▶ _TASK BRIEF_
All records below must be retyped exactly.

▶ _DATA FOR THIS TASK_
──────────

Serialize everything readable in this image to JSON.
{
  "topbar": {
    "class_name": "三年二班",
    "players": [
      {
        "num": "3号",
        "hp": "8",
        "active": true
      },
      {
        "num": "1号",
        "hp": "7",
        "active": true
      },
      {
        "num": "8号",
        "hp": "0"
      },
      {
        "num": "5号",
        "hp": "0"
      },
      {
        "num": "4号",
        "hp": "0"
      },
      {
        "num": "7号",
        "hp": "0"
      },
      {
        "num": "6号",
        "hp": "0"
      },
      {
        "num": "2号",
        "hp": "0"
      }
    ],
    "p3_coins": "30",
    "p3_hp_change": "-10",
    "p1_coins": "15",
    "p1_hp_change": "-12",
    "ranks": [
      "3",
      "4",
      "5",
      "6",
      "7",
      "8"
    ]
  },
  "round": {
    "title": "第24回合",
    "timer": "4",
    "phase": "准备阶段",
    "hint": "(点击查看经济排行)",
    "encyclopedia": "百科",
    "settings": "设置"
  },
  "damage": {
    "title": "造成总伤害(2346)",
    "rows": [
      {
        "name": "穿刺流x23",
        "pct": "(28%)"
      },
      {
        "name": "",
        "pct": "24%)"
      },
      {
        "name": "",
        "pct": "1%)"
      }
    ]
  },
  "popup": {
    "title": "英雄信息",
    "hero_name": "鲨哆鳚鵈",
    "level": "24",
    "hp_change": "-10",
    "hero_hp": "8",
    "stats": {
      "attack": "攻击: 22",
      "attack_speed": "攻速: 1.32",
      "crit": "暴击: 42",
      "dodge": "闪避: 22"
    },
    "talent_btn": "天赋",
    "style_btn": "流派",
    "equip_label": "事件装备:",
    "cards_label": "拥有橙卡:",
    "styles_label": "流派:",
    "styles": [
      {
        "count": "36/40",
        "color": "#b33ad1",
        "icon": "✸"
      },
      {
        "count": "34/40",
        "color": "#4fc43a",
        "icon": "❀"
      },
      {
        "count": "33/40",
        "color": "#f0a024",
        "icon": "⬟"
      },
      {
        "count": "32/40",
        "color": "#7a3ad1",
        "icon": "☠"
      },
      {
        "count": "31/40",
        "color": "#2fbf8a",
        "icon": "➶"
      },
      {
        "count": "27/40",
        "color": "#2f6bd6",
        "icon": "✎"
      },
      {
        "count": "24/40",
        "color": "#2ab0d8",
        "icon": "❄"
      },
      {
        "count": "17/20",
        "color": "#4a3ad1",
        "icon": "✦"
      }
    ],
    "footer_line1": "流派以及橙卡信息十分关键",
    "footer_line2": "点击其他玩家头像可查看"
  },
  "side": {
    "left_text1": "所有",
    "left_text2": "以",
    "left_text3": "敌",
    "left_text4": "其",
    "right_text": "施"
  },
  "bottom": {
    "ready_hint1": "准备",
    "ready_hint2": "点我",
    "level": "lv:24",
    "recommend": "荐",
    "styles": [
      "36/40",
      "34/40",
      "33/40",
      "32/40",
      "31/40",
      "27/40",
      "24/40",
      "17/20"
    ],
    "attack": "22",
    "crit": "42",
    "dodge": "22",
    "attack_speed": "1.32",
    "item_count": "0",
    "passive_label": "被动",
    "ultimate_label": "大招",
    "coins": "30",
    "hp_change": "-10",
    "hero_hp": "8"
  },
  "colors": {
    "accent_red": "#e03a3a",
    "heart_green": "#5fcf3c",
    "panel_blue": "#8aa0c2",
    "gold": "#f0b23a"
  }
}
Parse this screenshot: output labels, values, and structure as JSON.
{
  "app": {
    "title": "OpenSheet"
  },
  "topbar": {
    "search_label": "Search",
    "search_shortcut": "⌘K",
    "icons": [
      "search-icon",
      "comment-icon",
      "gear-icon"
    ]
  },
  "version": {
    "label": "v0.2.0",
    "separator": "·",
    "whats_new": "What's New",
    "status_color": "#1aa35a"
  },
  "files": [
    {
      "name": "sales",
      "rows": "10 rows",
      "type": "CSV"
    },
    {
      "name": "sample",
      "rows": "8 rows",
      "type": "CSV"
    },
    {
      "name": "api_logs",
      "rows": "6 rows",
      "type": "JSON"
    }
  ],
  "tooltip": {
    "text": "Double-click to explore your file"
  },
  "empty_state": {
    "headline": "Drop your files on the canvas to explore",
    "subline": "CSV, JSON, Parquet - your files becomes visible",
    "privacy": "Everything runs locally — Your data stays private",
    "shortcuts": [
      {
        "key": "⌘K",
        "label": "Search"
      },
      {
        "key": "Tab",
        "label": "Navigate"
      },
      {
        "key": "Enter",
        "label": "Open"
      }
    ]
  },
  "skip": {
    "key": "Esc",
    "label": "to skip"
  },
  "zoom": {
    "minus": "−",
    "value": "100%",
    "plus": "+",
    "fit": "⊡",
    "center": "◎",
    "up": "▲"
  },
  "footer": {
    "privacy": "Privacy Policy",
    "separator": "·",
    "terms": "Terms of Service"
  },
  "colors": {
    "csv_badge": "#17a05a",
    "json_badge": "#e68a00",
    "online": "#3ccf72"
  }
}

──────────

▶ _SOLUTION TO THIS PROBLEM_
Serialize everything readable in this image to JSON.
{
  "topbar": {
    "class_name": "三年二班",
    "players": [
      {
        "num": "3号",
        "hp": "8",
        "active": true
      },
      {
        "num": "1号",
        "hp": "7",
        "active": true
      },
      {
        "num": "8号",
        "hp": "0"
      },
      {
        "num": "5号",
        "hp": "0"
      },
      {
        "num": "4号",
        "hp": "0"
      },
      {
        "num": "7号",
        "hp": "0"
      },
      {
        "num": "6号",
        "hp": "0"
      },
      {
        "num": "2号",
        "hp": "0"
      }
    ],
    "p3_coins": "30",
    "p3_hp_change": "-10",
    "p1_coins": "15",
    "p1_hp_change": "-12",
    "ranks": [
      "3",
      "4",
      "5",
      "6",
      "7",
      "8"
    ]
  },
  "round": {
    "title": "第24回合",
    "timer": "4",
    "phase": "准备阶段",
    "hint": "(点击查看经济排行)",
    "encyclopedia": "百科",
    "settings": "设置"
  },
  "damage": {
    "title": "造成总伤害(2346)",
    "rows": [
      {
        "name": "穿刺流x23",
        "pct": "(28%)"
      },
      {
        "name": "",
        "pct": "24%)"
      },
      {
        "name": "",
        "pct": "1%)"
      }
    ]
  },
  "popup": {
    "title": "英雄信息",
    "hero_name": "鲨哆鳚鵈",
    "level": "24",
    "hp_change": "-10",
    "hero_hp": "8",
    "stats": {
      "attack": "攻击: 22",
      "attack_speed": "攻速: 1.32",
      "crit": "暴击: 42",
      "dodge": "闪避: 22"
    },
    "talent_btn": "天赋",
    "style_btn": "流派",
    "equip_label": "事件装备:",
    "cards_label": "拥有橙卡:",
    "styles_label": "流派:",
    "styles": [
      {
        "count": "36/40",
        "color": "#b33ad1",
        "icon": "✸"
      },
      {
        "count": "34/40",
        "color": "#4fc43a",
        "icon": "❀"
      },
      {
        "count": "33/40",
        "color": "#f0a024",
        "icon": "⬟"
      },
      {
        "count": "32/40",
        "color": "#7a3ad1",
        "icon": "☠"
      },
      {
        "count": "31/40",
        "color": "#2fbf8a",
        "icon": "➶"
      },
      {
        "count": "27/40",
        "color": "#2f6bd6",
        "icon": "✎"
      },
      {
        "count": "24/40",
        "color": "#2ab0d8",
        "icon": "❄"
      },
      {
        "count": "17/20",
        "color": "#4a3ad1",
        "icon": "✦"
      }
    ],
    "footer_line1": "流派以及橙卡信息十分关键",
    "footer_line2": "点击其他玩家头像可查看"
  },
  "side": {
    "left_text1": "所有",
    "left_text2": "以",
    "left_text3": "敌",
    "left_text4": "其",
    "right_text": "施"
  },
  "bottom": {
    "ready_hint1": "准备",
    "ready_hint2": "点我",
    "level": "lv:24",
    "recommend": "荐",
    "styles": [
      "36/40",
      "34/40",
      "33/40",
      "32/40",
      "31/40",
      "27/40",
      "24/40",
      "17/20"
    ],
    "attack": "22",
    "crit": "42",
    "dodge": "22",
    "attack_speed": "1.32",
    "item_count": "0",
    "passive_label": "被动",
    "ultimate_label": "大招",
    "coins": "30",
    "hp_change": "-10",
    "hero_hp": "8"
  },
  "colors": {
    "accent_red": "#e03a3a",
    "heart_green": "#5fcf3c",
    "panel_blue": "#8aa0c2",
    "gold": "#f0b23a"
  }
}
Parse this screenshot: output labels, values, and structure as JSON.
{
  "app": {
    "title": "OpenSheet"
  },
  "topbar": {
    "search_label": "Search",
    "search_shortcut": "⌘K",
    "icons": [
      "search-icon",
      "comment-icon",
      "gear-icon"
    ]
  },
  "version": {
    "label": "v0.2.0",
    "separator": "·",
    "whats_new": "What's New",
    "status_color": "#1aa35a"
  },
  "files": [
    {
      "name": "sales",
      "rows": "10 rows",
      "type": "CSV"
    },
    {
      "name": "sample",
      "rows": "8 rows",
      "type": "CSV"
    },
    {
      "name": "api_logs",
      "rows": "6 rows",
      "type": "JSON"
    }
  ],
  "tooltip": {
    "text": "Double-click to explore your file"
  },
  "empty_state": {
    "headline": "Drop your files on the canvas to explore",
    "subline": "CSV, JSON, Parquet - your files becomes visible",
    "privacy": "Everything runs locally — Your data stays private",
    "shortcuts": [
      {
        "key": "⌘K",
        "label": "Search"
      },
      {
        "key": "Tab",
        "label": "Navigate"
      },
      {
        "key": "Enter",
        "label": "Open"
      }
    ]
  },
  "skip": {
    "key": "Esc",
    "label": "to skip"
  },
  "zoom": {
    "minus": "−",
    "value": "100%",
    "plus": "+",
    "fit": "⊡",
    "center": "◎",
    "up": "▲"
  },
  "footer": {
    "privacy": "Privacy Policy",
    "separator": "·",
    "terms": "Terms of Service"
  },
  "colors": {
    "csv_badge": "#17a05a",
    "json_badge": "#e68a00",
    "online": "#3ccf72"
  }
}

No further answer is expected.